profits, and in addition to 179 deductions unexpectedly you demand more than
$10,000.

This will trigger some IRS warnings. There is a good chance. But rather than sending the auditors to knock, be cautious,
instead of hiding under your table with your fingers between your ears.

So collect those receipts for the mowers,
the contract with the local authorities, also register your expansion plans and include it with your return. It could take a little more time, but it will probably prevent an audit (which you would have to collect anyway).

5.
Don’t file an amended return unless it is necessary

It could be hesitant to consider when
you’re up against the clock, “I’m tired and I have to open the shop at
6.00 a.m. Tomorrow.-Tomorrow. Right now, I’m just going to file this to make the date, and then file an updated return to fix mistakes later.

Poor idea.-Terrible idea. To send an amended return means to carry a large sign that tells the IRS you are not sure what you do. The IRS notes that:

In other words, the updated return gives the IRS yet another chance to test and the updated return itself may be a red flag, but you might get a mistake in the original return.
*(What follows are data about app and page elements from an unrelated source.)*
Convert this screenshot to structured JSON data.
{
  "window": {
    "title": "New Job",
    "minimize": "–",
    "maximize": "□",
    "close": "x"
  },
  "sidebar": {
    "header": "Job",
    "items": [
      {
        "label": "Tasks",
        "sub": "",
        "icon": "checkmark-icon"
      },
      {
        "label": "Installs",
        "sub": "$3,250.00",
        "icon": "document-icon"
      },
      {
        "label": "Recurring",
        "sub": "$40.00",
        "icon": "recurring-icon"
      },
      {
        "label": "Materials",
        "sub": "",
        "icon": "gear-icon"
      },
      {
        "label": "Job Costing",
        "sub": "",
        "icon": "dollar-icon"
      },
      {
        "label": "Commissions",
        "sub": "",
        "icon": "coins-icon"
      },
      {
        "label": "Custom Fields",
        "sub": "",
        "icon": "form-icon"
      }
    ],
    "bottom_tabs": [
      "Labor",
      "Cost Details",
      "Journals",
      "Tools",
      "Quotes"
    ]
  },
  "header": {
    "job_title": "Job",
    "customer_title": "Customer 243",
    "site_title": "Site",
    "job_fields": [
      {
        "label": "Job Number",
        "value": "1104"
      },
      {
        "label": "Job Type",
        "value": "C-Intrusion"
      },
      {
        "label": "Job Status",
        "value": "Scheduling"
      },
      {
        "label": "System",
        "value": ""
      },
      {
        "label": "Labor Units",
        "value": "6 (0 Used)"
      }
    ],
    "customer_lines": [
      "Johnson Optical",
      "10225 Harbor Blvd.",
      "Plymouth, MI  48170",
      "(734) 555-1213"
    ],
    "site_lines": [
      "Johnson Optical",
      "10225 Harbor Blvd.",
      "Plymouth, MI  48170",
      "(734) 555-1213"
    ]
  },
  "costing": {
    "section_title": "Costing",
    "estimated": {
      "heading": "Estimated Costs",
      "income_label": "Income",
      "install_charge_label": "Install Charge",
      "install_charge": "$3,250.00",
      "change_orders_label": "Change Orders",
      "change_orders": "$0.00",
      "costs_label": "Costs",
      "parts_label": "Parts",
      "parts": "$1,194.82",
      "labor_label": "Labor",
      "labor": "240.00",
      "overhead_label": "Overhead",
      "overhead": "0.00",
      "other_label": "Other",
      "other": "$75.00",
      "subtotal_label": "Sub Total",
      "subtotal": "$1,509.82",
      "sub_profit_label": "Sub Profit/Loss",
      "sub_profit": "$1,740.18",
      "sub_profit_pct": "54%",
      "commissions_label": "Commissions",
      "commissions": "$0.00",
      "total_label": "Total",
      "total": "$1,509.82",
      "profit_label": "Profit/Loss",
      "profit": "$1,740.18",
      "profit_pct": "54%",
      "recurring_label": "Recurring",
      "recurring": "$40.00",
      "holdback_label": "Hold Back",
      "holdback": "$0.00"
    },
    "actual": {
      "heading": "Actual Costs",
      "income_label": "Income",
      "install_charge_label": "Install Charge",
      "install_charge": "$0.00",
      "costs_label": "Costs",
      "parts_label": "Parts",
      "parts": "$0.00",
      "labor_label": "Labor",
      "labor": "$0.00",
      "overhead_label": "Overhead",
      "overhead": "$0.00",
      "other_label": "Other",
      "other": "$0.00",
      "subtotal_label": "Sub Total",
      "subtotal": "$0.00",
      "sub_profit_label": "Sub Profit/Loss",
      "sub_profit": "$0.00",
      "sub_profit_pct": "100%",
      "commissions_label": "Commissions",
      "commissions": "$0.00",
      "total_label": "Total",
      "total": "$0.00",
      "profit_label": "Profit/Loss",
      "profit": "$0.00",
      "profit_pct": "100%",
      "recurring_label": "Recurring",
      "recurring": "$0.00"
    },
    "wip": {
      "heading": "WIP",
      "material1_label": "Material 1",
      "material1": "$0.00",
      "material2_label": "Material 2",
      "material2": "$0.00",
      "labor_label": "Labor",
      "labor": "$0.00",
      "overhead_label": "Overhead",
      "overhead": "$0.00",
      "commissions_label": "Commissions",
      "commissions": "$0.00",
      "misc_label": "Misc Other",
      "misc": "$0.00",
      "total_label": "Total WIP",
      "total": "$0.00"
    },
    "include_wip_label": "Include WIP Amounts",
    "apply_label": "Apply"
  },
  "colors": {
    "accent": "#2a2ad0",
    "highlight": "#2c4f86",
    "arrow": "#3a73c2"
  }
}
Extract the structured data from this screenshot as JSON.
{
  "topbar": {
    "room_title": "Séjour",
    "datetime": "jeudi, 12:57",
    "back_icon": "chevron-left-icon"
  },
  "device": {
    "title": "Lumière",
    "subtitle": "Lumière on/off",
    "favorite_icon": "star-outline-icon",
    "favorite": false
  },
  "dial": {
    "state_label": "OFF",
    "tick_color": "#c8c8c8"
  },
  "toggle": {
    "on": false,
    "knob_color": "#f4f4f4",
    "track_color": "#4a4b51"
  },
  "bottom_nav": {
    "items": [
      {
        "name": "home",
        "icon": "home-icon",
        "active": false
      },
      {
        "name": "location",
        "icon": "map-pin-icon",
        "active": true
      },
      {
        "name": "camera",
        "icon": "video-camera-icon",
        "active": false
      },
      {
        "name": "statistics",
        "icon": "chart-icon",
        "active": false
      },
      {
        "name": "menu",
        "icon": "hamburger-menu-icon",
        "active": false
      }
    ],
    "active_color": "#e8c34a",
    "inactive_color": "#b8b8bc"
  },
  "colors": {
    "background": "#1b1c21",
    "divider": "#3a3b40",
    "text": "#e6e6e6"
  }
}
When, frankly, you have fucked up and missed a valid payment, which will cost you thousands of dollars, you file an amended report. Yet investing an extra hour or two for the first time to get things right is even easier.

6.
Electronic file

It is the only way to do so in 2019.
According to the IRS, about 10% of individual taxpayers have used paperwork to file in 2018. Some business owners are out there, I’m sure, who file with paper forms manually because they are Luddites or because they want to keep it with the IRS somehow. But you could also include a handwritten note with the
formatting “Dear IRS, please check this return with a double
auditor.”

Why does this happen? The IRS electronic filing system’s website says: “A paper return error rate of 21%. The e-filed
returns, however, show an error rate of just half one percent.

In other words, a paper return includes errors more than 40 times the chance of a return submitted electronically.

Additional reasons for filing online:

  • Software for electronic tax filings allows you to find tax credits and deductions which you can lose most while using pen and paper.

  • You can collect your refund in less than three weeks with direct deposit and online filing, instead of waiting for a paper return for two months.

  • Most tax filing software contains audit warnings on things such as home office deductions or a
    combination of personal and corporate miles.

Further
IRS support

Despite what you learned from Irwin R.
Schyster, the IRS isn’t about small enterprises, and it prefers a smooth return
rather than additional tax collection work.

How
are you expected to do if you are audited?

In this post, we looked at some of the things you should do to stop triggering the IRS audit as a small business owner all year long. Yet how about an audit? So what about an audit?

Don’t be afraid. Don’t be painful. This is the time to come, have the most important documents you have, and collaborate politically with the IRS representative you deal with. The IRS has its own guidance for the smoothest possible conduction of an audit.

And if you really want to play it safe, get good accounting software and use it each day to weed out errors before they occur and find a trusted business accountant, you can turn to and stay on the correct track in times of trouble.

State
of 2020 Tax Audit

The IRS revealed a variety of options earlier this year to help taxpayers impacted by the COVID-19 pandemic and the subsequent economic uncertainty.

The program referred to as People First
The initiative includes stop-to-business, field, and letter audit until 15 July.
Continuing cases will continue to be investigated and appeals handled,
but not by personal meetings.

The IRS is still asking taxpayers to respond to
correspondence sent in that period, following the cessation of tax guide for audits in 2020.